Use of 18S-rRNA-targeted oligonucleotide probes for detection and quantification of anaerobic fungi in the rumen of different animals

L. Millet, G. Fonty, Ph Gouet
1996 Annales de Zootechnie  
Strictly anaerobic fungi are natural inhabitants of both the foregut (i.e. the rumen) and the hindgut (i.e. caecum) of a wide range of herbivorous mammals. The role of these fungi in fibre degradation, their phylogeny and life cycles have been the subject of numerous studies (Fonty and Joblin, 1991, in: Physiological aspects of digestion and metabolism in ruminants, Tsuda et at, eds, 655-680). However, the estimation of their populations in the rumen still presents a significant problem.

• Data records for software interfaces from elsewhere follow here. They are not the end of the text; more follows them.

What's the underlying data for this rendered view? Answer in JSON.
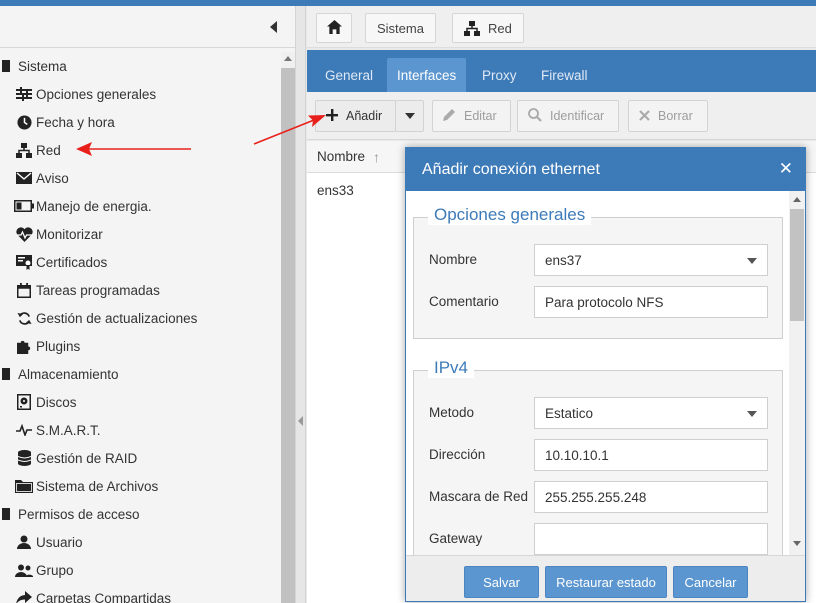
{
  "sidebar": {
    "items": [
      {
        "label": "Sistema",
        "icon": "system-icon",
        "kind": "group"
      },
      {
        "label": "Opciones generales",
        "icon": "sliders-icon",
        "kind": "child"
      },
      {
        "label": "Fecha y hora",
        "icon": "clock-icon",
        "kind": "child"
      },
      {
        "label": "Red",
        "icon": "network-icon",
        "kind": "child"
      },
      {
        "label": "Aviso",
        "icon": "envelope-icon",
        "kind": "child"
      },
      {
        "label": "Manejo de energia.",
        "icon": "battery-icon",
        "kind": "child"
      },
      {
        "label": "Monitorizar",
        "icon": "heartbeat-icon",
        "kind": "child"
      },
      {
        "label": "Certificados",
        "icon": "certificate-icon",
        "kind": "child"
      },
      {
        "label": "Tareas programadas",
        "icon": "calendar-icon",
        "kind": "child"
      },
      {
        "label": "Gestión de actualizaciones",
        "icon": "refresh-icon",
        "kind": "child"
      },
      {
        "label": "Plugins",
        "icon": "puzzle-icon",
        "kind": "child"
      },
      {
        "label": "Almacenamiento",
        "icon": "storage-icon",
        "kind": "group"
      },
      {
        "label": "Discos",
        "icon": "disk-icon",
        "kind": "child"
      },
      {
        "label": "S.M.A.R.T.",
        "icon": "pulse-icon",
        "kind": "child"
      },
      {
        "label": "Gestión de RAID",
        "icon": "database-icon",
        "kind": "child"
      },
      {
        "label": "Sistema de Archivos",
        "icon": "folder-icon",
        "kind": "child"
      },
      {
        "label": "Permisos de acceso",
        "icon": "permissions-icon",
        "kind": "group"
      },
      {
        "label": "Usuario",
        "icon": "user-icon",
        "kind": "child"
      },
      {
        "label": "Grupo",
        "icon": "group-icon",
        "kind": "child"
      },
      {
        "label": "Carpetas Compartidas",
        "icon": "share-icon",
        "kind": "child"
      }
    ]
  },
  "breadcrumb": {
    "home_icon": "home-icon",
    "items": [
      {
        "label": "Sistema"
      },
      {
        "label": "Red",
        "icon": "network-icon"
      }
    ]
  },
  "tabs": [
    {
      "label": "General",
      "active": false
    },
    {
      "label": "Interfaces",
      "active": true
    },
    {
      "label": "Proxy",
      "active": false
    },
    {
      "label": "Firewall",
      "active": false
    }
  ],
  "toolbar": {
    "add": "Añadir",
    "edit": "Editar",
    "identify": "Identificar",
    "delete": "Borrar"
  },
  "grid": {
    "column": "Nombre",
    "rows": [
      "ens33"
    ]
  },
  "modal": {
    "title": "Añadir conexión ethernet",
    "section_general": "Opciones generales",
    "name_label": "Nombre",
    "name_value": "ens37",
    "comment_label": "Comentario",
    "comment_value": "Para protocolo NFS",
    "section_ipv4": "IPv4",
    "method_label": "Metodo",
    "method_value": "Estatico",
    "address_label": "Dirección",
    "address_value": "10.10.10.1",
    "mask_label": "Mascara de Red",
    "mask_value": "255.255.255.248",
    "gateway_label": "Gateway",
    "gateway_value": "",
    "save": "Salvar",
    "reset": "Restaurar estado",
    "cancel": "Cancelar"
  },
  "colors": {
    "accent": "#3d7ab8",
    "tab_active": "#5b96d0",
    "annotation_arrow": "#e8201c"
  }
}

more » ... ant problem. Because of the close physical association of the fungal rhizoids with plant material and the irregular production of zoospores, zoospore population densities (estimated at 10 3 -1 0 4 ml-1 rumen contents) can only give an approximate indication of the total fungal biomass present. No specific culture media for detecting and counting the various fungal species exist and no appropriate chemical marker for fungal biomass has been identified to date. Modern molecular techniques offer the promise of an accurate and reliable method for both determinative and quantitative evaluation of the fungal population in the gut. Species specific DNA probes have been used to enumerate bacteria in the rumen (Stahl et al, 1988, Appl Environ Microbiol, 54, 1079-1084 and this technology should be applicable to the anaerobic fungi. Thus, the aim of this work was to evaluate the use of specific 18S rRNAtargeted oligonucleotide probes to detect and to quantify several phylogenetically-defined groups of fungi in the rumen of domestic and wild animals. The animals used included 2 cows, 2 sheep and 2 Ilamas fed alfalfa hay, 1 deer and 2 bisons fed a grass based diet. Rumen samples (25 to 30 g of contents) were collected through the rumen canula from cows, sheep and lamas and just after slaughter from deer and bisons, frozen at -80°C and then freezedried. Four 32 P-labeled oligonucleotide probes were used, one targeting the total fungal population (probe 715), one the genus Caecomyces, one the genus Anaeromyces and one targeting both the Orpinomyces and Neocallimastix genera. The design of these probes was previously given (Dore et at, in: Manipulation of rumen microorganisms, El-Shazly, ed, 336-337). The techniques used for labeling these probes, RNA extraction and dotblot hybridization were those of Stahl et al (1988). After dot-blot hybridization, bound probes were quantified by liquid-scintillation counting. The proportion of each specific group is expressed as a percentage of the total fungal 18S-rRNA quantified with probe 715 5 using standard RNA extracted from pure fungal strains. Except in one sheep harbouring essentially the genus Anaeromyces (86 %), in all animals the fungal population was mainly composed by the genera Caecomyces (40-80 %) and Anaeromyces (30-55 %). Caecomyces was particularly abundant in bisons (70-80 %). In contrast the genera Orpinomyces and Neocallimastix were only detected as traces (< 5 %). These results contrast with previous data obtained by culture techniques for enumerating zoospores in rumen fluid (Grenet et al, 1989, Appl Environ Microbiol, 55, 2360-2364 Breton et al, 1994, Ann Zootech, 43, 262) which indicated that Neocallimastix was more abundant than Caecomyces in the rumen.
doi:10.1051/animres:19960644 fatcat:m6pdzfaye5ac3orfsen6pkq5cm